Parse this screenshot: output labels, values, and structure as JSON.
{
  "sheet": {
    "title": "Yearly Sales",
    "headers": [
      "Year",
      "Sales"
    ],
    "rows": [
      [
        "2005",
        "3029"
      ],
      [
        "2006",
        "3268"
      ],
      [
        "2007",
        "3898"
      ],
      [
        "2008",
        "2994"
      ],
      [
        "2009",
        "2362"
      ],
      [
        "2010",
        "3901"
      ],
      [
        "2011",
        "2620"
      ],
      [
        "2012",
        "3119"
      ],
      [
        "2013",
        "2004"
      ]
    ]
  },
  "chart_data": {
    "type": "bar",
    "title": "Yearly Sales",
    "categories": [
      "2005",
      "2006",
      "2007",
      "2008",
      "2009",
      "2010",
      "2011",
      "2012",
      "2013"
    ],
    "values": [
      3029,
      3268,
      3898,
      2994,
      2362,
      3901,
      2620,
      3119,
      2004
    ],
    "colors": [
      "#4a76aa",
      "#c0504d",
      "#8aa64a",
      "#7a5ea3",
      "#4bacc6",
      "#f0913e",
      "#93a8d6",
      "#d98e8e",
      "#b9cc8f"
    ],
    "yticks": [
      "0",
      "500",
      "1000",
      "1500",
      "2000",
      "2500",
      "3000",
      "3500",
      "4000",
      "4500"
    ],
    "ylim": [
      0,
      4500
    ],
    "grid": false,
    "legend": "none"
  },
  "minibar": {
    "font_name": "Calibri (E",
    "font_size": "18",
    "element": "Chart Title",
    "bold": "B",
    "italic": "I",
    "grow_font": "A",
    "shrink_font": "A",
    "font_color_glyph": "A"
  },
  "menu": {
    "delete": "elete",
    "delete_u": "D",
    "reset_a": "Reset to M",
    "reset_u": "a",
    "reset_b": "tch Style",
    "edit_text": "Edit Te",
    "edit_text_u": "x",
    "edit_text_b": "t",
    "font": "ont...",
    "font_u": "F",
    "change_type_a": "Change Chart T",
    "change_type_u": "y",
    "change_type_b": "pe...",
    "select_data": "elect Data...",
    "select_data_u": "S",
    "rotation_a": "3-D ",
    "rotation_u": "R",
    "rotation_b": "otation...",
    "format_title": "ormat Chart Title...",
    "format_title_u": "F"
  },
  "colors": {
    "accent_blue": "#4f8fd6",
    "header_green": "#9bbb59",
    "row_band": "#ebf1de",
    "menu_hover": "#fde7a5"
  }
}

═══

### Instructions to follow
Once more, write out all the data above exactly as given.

### Result of this task
Parse this screenshot: output labels, values, and structure as JSON.
{
  "sheet": {
    "title": "Yearly Sales",
    "headers": [
      "Year",
      "Sales"
    ],
    "rows": [
      [
        "2005",
        "3029"
      ],
      [
        "2006",
        "3268"
      ],
      [
        "2007",
        "3898"
      ],
      [
        "2008",
        "2994"
      ],
      [
        "2009",
        "2362"
      ],
      [
        "2010",
        "3901"
      ],
      [
        "2011",
        "2620"
      ],
      [
        "2012",
        "3119"
      ],
      [
        "2013",
        "2004"
      ]
    ]
  },
  "chart_data": {
    "type": "bar",
    "title": "Yearly Sales",
    "categories": [
      "2005",
      "2006",
      "2007",
      "2008",
      "2009",
      "2010",
      "2011",
      "2012",
      "2013"
    ],
    "values": [
      3029,
      3268,
      3898,
      2994,
      2362,
      3901,
      2620,
      3119,
      2004
    ],
    "colors": [
      "#4a76aa",
      "#c0504d",
      "#8aa64a",
      "#7a5ea3",
      "#4bacc6",
      "#f0913e",
      "#93a8d6",
      "#d98e8e",
      "#b9cc8f"
    ],
    "yticks": [
      "0",
      "500",
      "1000",
      "1500",
      "2000",
      "2500",
      "3000",
      "3500",
      "4000",
      "4500"
    ],
    "ylim": [
      0,
      4500
    ],
    "grid": false,
    "legend": "none"
  },
  "minibar": {
    "font_name": "Calibri (E",
    "font_size": "18",
    "element": "Chart Title",
    "bold": "B",
    "italic": "I",
    "grow_font": "A",
    "shrink_font": "A",
    "font_color_glyph": "A"
  },
  "menu": {
    "delete": "elete",
    "delete_u": "D",
    "reset_a": "Reset to M",
    "reset_u": "a",
    "reset_b": "tch Style",
    "edit_text": "Edit Te",
    "edit_text_u": "x",
    "edit_text_b": "t",
    "font": "ont...",
    "font_u": "F",
    "change_type_a": "Change Chart T",
    "change_type_u": "y",
    "change_type_b": "pe...",
    "select_data": "elect Data...",
    "select_data_u": "S",
    "rotation_a": "3-D ",
    "rotation_u": "R",
    "rotation_b": "otation...",
    "format_title": "ormat Chart Title...",
    "format_title_u": "F"
  },
  "colors": {
    "accent_blue": "#4f8fd6",
    "header_green": "#9bbb59",
    "row_band": "#ebf1de",
    "menu_hover": "#fde7a5"
  }
}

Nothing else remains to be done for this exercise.